“But I knew it still wasn’t where I’m supposed to be. I have hit some balls hard, but for the balls I haven’t hit hard, there is a reason why – and it’s not because I can’t hit. Something was off. I am just glad I figured it out sooner than later. I already know what the fix is and I’m excited.”
The Tigers and Red Sox will play a split double-header Tuesday. The Matthew Boyd vs. Chris Sale matchup that was rained out Monday will take place at 1:10 p.m. Then, in the regularly-scheduled 7:10 p.m. game, the Tigers’ Spencer Turnbull will face Red Sox right-hander Hector Velazquez.
Tigers at Red Sox: Game 1
First pitch: 1:10 p.m. Tuesday
Sale (0-4, 8.50), Red Sox: Rough start, to say the least. His fastball velocity is down to 92 mph and it’s been getting clobbered. Opponents are hitting .524 and slugging 1.098 off the fastball through four starts.
Boyd (1-1, 2.96), Tigers: He’s fourth in the American League with 36 strikeouts and his 13.3 strikeouts-per-nine innings rate is second to Gerrit Cole. He’s got the lowest fielding independent pitching average in the league. Against his two primary pitches, opponents are hitting .233 (fastball) and .222 (slider). He made his first ever start at Fenway last June and pitched six strong innings (four hits, two runs).
Tigers at Red Sox: Game 2
First pitch: 7:10 p.m. Tuesday

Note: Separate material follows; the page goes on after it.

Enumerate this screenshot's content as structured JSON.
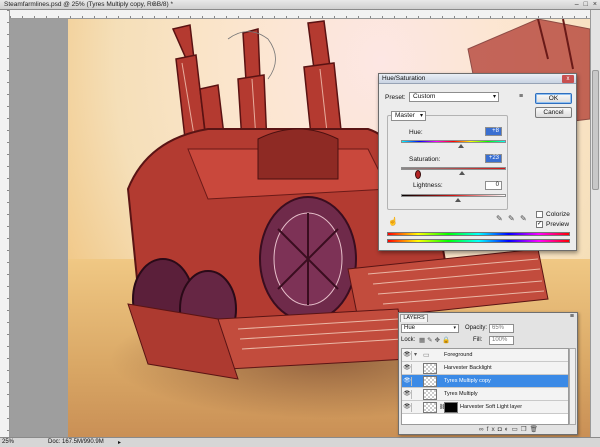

Velazquez (0-1, 2.84), Red Sox: He’s been a swing man for the Red Sox, and this will be his third start – though in the other two he was used for only three innings, like an opener. He’s a sinker (91 mph)-change-up pitcher and of the 36 balls put in play against him, none have been considered barreled by Statcast.
Turnbull (0-2, 3.43) Tigers: This will be his eighth career big-league start and he’s still searching for his first win, but it hasn’t been for a lack of solid pitching. His was stingy against the Pirates in his last outing, allowing just one unearned run and two hits over six innings. He had six strikeouts and nine ground ball outs.